Goal of the exercise
Every entry below should come back unchanged, except that the pictures are dropped.

(Beginning of Provided data)

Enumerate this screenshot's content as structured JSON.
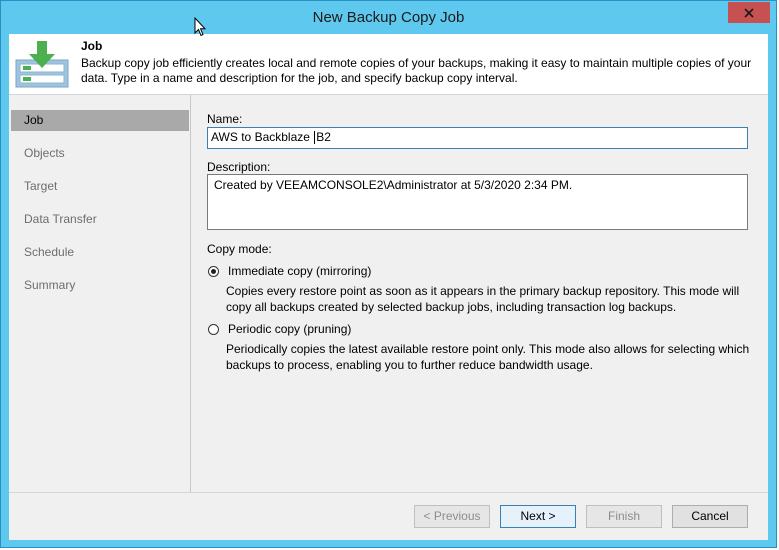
{
  "window": {
    "title": "New Backup Copy Job",
    "close_icon": "close-icon"
  },
  "header": {
    "title": "Job",
    "description": "Backup copy job efficiently creates local and remote copies of your backups, making it easy to maintain multiple copies of your data. Type in a name and description for the job, and specify backup copy interval.",
    "icon": "backup-copy-download-icon"
  },
  "nav": {
    "items": [
      {
        "label": "Job"
      },
      {
        "label": "Objects"
      },
      {
        "label": "Target"
      },
      {
        "label": "Data Transfer"
      },
      {
        "label": "Schedule"
      },
      {
        "label": "Summary"
      }
    ]
  },
  "form": {
    "name_label": "Name:",
    "name_value_before_caret": "AWS to Backblaze ",
    "name_value_after_caret": "B2",
    "description_label": "Description:",
    "description_value": "Created by VEEAMCONSOLE2\\Administrator at 5/3/2020 2:34 PM.",
    "copy_mode_label": "Copy mode:",
    "immediate": {
      "label": "Immediate copy (mirroring)",
      "checked": true,
      "description": "Copies every restore point as soon as it appears in the primary backup repository. This mode will copy all backups created by selected backup jobs, including transaction log backups."
    },
    "periodic": {
      "label": "Periodic copy (pruning)",
      "checked": false,
      "description": "Periodically copies the latest available restore point only. This mode also allows for selecting which backups to process, enabling you to further reduce bandwidth usage."
    }
  },
  "footer": {
    "previous": "< Previous",
    "next": "Next >",
    "finish": "Finish",
    "cancel": "Cancel"
  },
  "colors": {
    "title_bar": "#5ec8ee",
    "close_button": "#c75050",
    "nav_selected": "#a9a9a9",
    "icon_green": "#4caf50"
  }
}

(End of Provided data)

Task solution
Enumerate this screenshot's content as structured JSON.
{
  "window": {
    "title": "New Backup Copy Job",
    "close_icon": "close-icon"
  },
  "header": {
    "title": "Job",
    "description": "Backup copy job efficiently creates local and remote copies of your backups, making it easy to maintain multiple copies of your data. Type in a name and description for the job, and specify backup copy interval.",
    "icon": "backup-copy-download-icon"
  },
  "nav": {
    "items": [
      {
        "label": "Job"
      },
      {
        "label": "Objects"
      },
      {
        "label": "Target"
      },
      {
        "label": "Data Transfer"
      },
      {
        "label": "Schedule"
      },
      {
        "label": "Summary"
      }
    ]
  },
  "form": {
    "name_label": "Name:",
    "name_value_before_caret": "AWS to Backblaze ",
    "name_value_after_caret": "B2",
    "description_label": "Description:",
    "description_value": "Created by VEEAMCONSOLE2\\Administrator at 5/3/2020 2:34 PM.",
    "copy_mode_label": "Copy mode:",
    "immediate": {
      "label": "Immediate copy (mirroring)",
      "checked": true,
      "description": "Copies every restore point as soon as it appears in the primary backup repository. This mode will copy all backups created by selected backup jobs, including transaction log backups."
    },
    "periodic": {
      "label": "Periodic copy (pruning)",
      "checked": false,
      "description": "Periodically copies the latest available restore point only. This mode also allows for selecting which backups to process, enabling you to further reduce bandwidth usage."
    }
  },
  "footer": {
    "previous": "< Previous",
    "next": "Next >",
    "finish": "Finish",
    "cancel": "Cancel"
  },
  "colors": {
    "title_bar": "#5ec8ee",
    "close_button": "#c75050",
    "nav_selected": "#a9a9a9",
    "icon_green": "#4caf50"
  }
}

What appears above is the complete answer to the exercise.